About half of American adults — roughly 120 million people — are missing at least one permanent tooth, according to data from the American College of Prosthodontists. Now, losing a single tooth might not seem like a huge deal — but the fact is, loss of just one tooth can usher in a series of problems that can wind up being a lot more serious.
The team at The Glen Dental is committed to helping patients understand the potential impact of tooth loss. Here, we review five ways a missing tooth could affect your life and your health.
If you’re missing a tooth — no matter where it’s located — it can take a big toll on your self-confidence and self-esteem. After all, our smiles are often our most noticeable feature, and the feature most people notice first.

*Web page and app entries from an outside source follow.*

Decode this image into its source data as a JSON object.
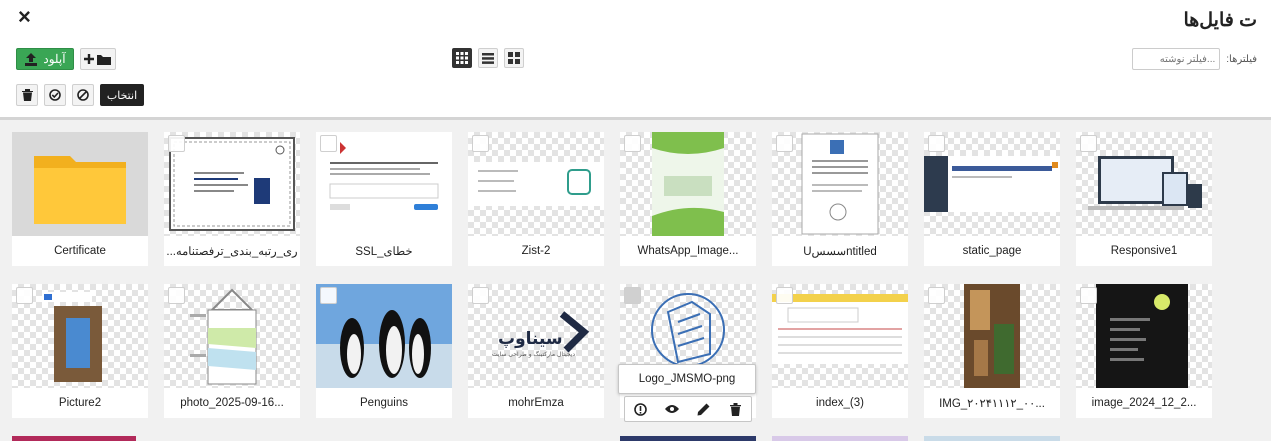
{
  "header": {
    "title": "ت فایل‌ها",
    "close_symbol": "×"
  },
  "toolbar": {
    "upload_label": "آپلود",
    "select_label": "انتخاب",
    "filter_label": "فیلترها:",
    "filter_placeholder": "...فیلتر نوشته",
    "accent_color": "#3aa655"
  },
  "view_modes": [
    {
      "name": "grid-large",
      "active": true
    },
    {
      "name": "list",
      "active": false
    },
    {
      "name": "grid-small",
      "active": false
    }
  ],
  "files": [
    {
      "name": "Certificate",
      "type": "folder"
    },
    {
      "name": "...ری_رتبه_بندی_ترفصتنامه",
      "type": "image"
    },
    {
      "name": "SSL_خطای",
      "type": "image"
    },
    {
      "name": "Zist-2",
      "type": "image"
    },
    {
      "name": "WhatsApp_Image...",
      "type": "image"
    },
    {
      "name": "Uسسسntitled",
      "type": "image"
    },
    {
      "name": "static_page",
      "type": "image"
    },
    {
      "name": "Responsive1",
      "type": "image"
    },
    {
      "name": "Picture2",
      "type": "image"
    },
    {
      "name": "photo_2025-09-16...",
      "type": "image"
    },
    {
      "name": "Penguins",
      "type": "image"
    },
    {
      "name": "mohrEmza",
      "type": "image"
    },
    {
      "name": "Logo_JMSMO-png",
      "type": "image",
      "hovered": true
    },
    {
      "name": "index_(3)",
      "type": "image"
    },
    {
      "name": "IMG_۲۰۲۴۱۱۱۲_۰۰...",
      "type": "image"
    },
    {
      "name": "image_2024_12_2...",
      "type": "image"
    }
  ],
  "logo_text": {
    "brand": "سیناوپ",
    "tagline": "دیجیتال مارکتینگ و طراحی سایت"
  },
  "hover_actions": [
    "info-icon",
    "eye-icon",
    "pencil-icon",
    "trash-icon"
  ]
}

When a tooth is missing, it’s common for people to try to hide the defect by avoiding smiling. You might keep your head down or tighten your lips when speaking, negatively affecting the impact you’re having on yourself and others.
It’s not just your smiling teeth that affect your appearance. Even a missing back tooth is noticeable when you laugh, speak, or yawn. Plus, over time, your cheeks can sink in over the remaining gap, affecting your facial contours and dramatically aging your appearance.
Improving your appearance might be the most obvious reason to replace a missing tooth, but avoiding additional tooth loss is one of the most important reasons.
When a tooth is lost, a space forms between the teeth on either side. Those neighboring teeth immediately begin to shift positions — imperceptibly at first, but over time, the roots and teeth can drift and lean.
These shifts weaken tooth roots, significantly increasing the risk of additional tooth loss. It’s a domino effect that can lead to loss of an entire row of teeth eventually.
Missing teeth can affect your ability to chew and limit the foods you can eat. Gaps left by a missing tooth provide harbors for food particles, plaque, tartar, and bacteria that cause gum disease and additional tooth loss.
Plus, when your bite is thrown off, it doesn’t just affect your ability to chew. Bite misalignment causes uneven wear and tear on your other teeth, weakening them and making them more prone to damage and decay.
When your bite balance is off, the normal function of chewing is disrupted — and that can affect your jaw movements, too. Over time, a missing tooth and the bite issues it causes may result in chronic jaw pain and headaches. You might even wind up developing a painful condition called temporomandibular joint disorder (TMJ).
If you’re missing a front or side tooth, you might be surprised how that little gap can alter the way you speak. Not only can that space cause difficulty pronouncing certain letters, but you may find yourself keeping your mouth in a more closed position to hide the gap, resulting in mumbling, garbled speech that’s hard for others to understand.
One of the biggest reasons to replace a missing tooth: With today’s technology, tooth replacement is so simple, having a lost tooth replaced is almost a no-brainer. At our practice in San Jose, California, we offer state-of-the-art dentures, bridges, and implants to help every patient restore their smile and their confidence.
If you’re missing one or more teeth, don’t ignore the problem. Call 408-816-1008 or book an appointment online today to learn how the team at The Glen Dental can help.